— EXERCISE REQUIREMENTS —
Out of all the lines below, count those with the word "rest". Give the number only.

* * *

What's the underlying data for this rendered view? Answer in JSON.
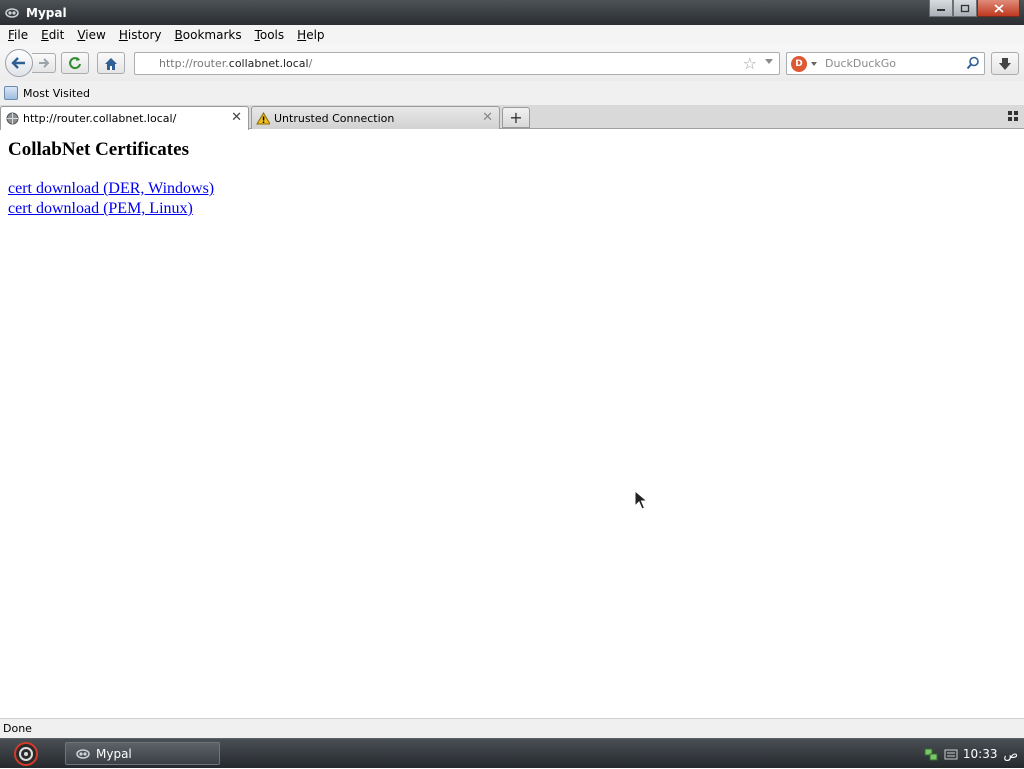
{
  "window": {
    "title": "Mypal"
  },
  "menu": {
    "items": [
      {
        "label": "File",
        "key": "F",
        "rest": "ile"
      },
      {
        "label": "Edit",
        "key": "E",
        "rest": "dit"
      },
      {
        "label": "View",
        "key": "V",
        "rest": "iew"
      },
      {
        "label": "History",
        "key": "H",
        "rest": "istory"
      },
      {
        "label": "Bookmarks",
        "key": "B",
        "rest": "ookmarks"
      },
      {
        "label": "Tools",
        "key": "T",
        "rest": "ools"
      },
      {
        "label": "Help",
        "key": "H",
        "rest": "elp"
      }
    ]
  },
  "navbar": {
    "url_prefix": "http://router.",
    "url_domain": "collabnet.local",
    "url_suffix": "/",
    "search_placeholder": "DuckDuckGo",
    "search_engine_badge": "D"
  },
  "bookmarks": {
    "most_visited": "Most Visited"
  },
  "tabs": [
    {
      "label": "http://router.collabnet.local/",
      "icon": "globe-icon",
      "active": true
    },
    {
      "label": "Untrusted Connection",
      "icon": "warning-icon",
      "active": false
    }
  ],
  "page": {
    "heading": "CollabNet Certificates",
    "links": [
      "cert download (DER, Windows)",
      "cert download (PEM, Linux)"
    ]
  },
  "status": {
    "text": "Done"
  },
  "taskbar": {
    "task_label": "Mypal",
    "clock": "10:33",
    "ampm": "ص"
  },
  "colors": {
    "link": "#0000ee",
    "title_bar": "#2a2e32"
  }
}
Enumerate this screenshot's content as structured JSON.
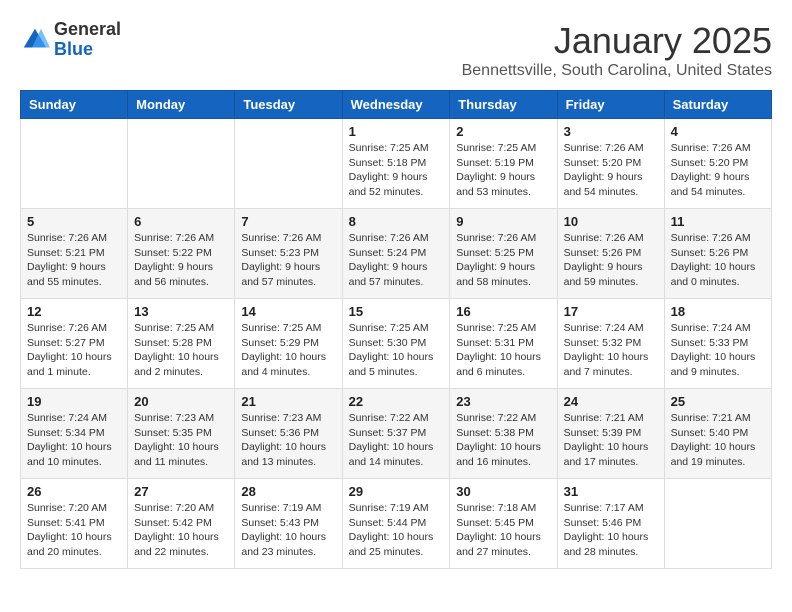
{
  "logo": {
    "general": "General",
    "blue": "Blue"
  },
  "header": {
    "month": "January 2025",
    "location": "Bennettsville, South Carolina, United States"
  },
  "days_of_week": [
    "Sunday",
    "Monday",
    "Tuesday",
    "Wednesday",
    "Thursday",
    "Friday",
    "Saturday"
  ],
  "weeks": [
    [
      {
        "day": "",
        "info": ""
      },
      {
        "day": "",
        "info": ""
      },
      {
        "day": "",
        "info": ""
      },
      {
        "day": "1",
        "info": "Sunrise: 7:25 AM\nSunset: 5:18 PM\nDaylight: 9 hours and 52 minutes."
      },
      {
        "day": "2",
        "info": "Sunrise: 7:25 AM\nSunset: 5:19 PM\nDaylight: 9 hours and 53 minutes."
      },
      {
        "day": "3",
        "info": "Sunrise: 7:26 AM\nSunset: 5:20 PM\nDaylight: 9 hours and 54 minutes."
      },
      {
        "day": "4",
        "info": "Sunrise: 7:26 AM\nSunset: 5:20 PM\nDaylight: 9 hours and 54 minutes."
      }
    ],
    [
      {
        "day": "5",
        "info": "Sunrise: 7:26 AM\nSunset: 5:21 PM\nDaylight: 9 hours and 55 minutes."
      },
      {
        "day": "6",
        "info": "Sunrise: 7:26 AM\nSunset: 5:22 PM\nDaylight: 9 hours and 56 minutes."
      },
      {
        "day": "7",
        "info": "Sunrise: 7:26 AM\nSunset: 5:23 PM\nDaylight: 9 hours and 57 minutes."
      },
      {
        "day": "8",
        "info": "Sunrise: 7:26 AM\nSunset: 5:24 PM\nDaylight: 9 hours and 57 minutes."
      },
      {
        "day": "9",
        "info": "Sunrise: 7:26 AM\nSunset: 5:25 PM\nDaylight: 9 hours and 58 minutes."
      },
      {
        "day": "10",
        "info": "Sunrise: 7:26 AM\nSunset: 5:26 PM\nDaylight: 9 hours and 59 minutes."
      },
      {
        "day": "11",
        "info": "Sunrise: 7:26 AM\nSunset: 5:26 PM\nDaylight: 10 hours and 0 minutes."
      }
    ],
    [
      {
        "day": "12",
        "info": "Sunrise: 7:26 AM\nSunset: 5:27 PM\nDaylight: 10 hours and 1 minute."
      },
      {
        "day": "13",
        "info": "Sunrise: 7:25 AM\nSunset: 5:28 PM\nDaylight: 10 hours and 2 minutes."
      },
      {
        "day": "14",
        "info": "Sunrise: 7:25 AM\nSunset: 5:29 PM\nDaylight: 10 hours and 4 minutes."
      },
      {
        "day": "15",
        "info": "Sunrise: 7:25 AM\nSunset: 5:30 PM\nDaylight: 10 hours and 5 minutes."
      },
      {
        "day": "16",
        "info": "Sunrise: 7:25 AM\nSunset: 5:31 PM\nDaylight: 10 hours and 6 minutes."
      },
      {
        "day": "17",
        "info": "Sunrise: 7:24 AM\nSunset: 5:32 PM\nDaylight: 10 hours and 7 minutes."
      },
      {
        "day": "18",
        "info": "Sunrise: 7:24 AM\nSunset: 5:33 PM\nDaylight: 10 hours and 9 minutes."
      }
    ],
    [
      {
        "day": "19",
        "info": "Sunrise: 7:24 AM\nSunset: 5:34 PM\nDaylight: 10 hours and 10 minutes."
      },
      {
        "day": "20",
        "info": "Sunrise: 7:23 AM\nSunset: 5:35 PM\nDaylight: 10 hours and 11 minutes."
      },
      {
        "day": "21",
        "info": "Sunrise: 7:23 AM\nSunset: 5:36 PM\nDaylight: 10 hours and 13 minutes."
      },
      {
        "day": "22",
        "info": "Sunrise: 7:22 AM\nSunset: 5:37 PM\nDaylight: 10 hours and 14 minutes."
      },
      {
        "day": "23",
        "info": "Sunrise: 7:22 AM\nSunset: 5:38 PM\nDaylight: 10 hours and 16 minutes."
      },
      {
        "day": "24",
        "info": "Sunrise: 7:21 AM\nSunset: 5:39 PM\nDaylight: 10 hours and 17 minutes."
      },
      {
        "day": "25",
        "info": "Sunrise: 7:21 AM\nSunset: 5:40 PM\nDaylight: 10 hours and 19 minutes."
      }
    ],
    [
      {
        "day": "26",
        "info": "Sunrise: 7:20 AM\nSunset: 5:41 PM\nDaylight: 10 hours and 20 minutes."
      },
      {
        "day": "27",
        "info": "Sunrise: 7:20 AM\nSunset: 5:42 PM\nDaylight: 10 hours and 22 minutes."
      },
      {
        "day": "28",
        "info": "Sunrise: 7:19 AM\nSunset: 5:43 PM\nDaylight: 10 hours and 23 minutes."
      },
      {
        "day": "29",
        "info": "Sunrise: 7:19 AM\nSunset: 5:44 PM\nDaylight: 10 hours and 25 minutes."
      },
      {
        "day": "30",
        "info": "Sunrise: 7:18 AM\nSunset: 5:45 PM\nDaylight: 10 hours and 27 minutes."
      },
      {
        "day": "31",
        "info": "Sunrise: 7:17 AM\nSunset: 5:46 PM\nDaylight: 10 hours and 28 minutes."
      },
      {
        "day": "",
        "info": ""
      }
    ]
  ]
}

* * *

— EXPECTED ANSWER —
7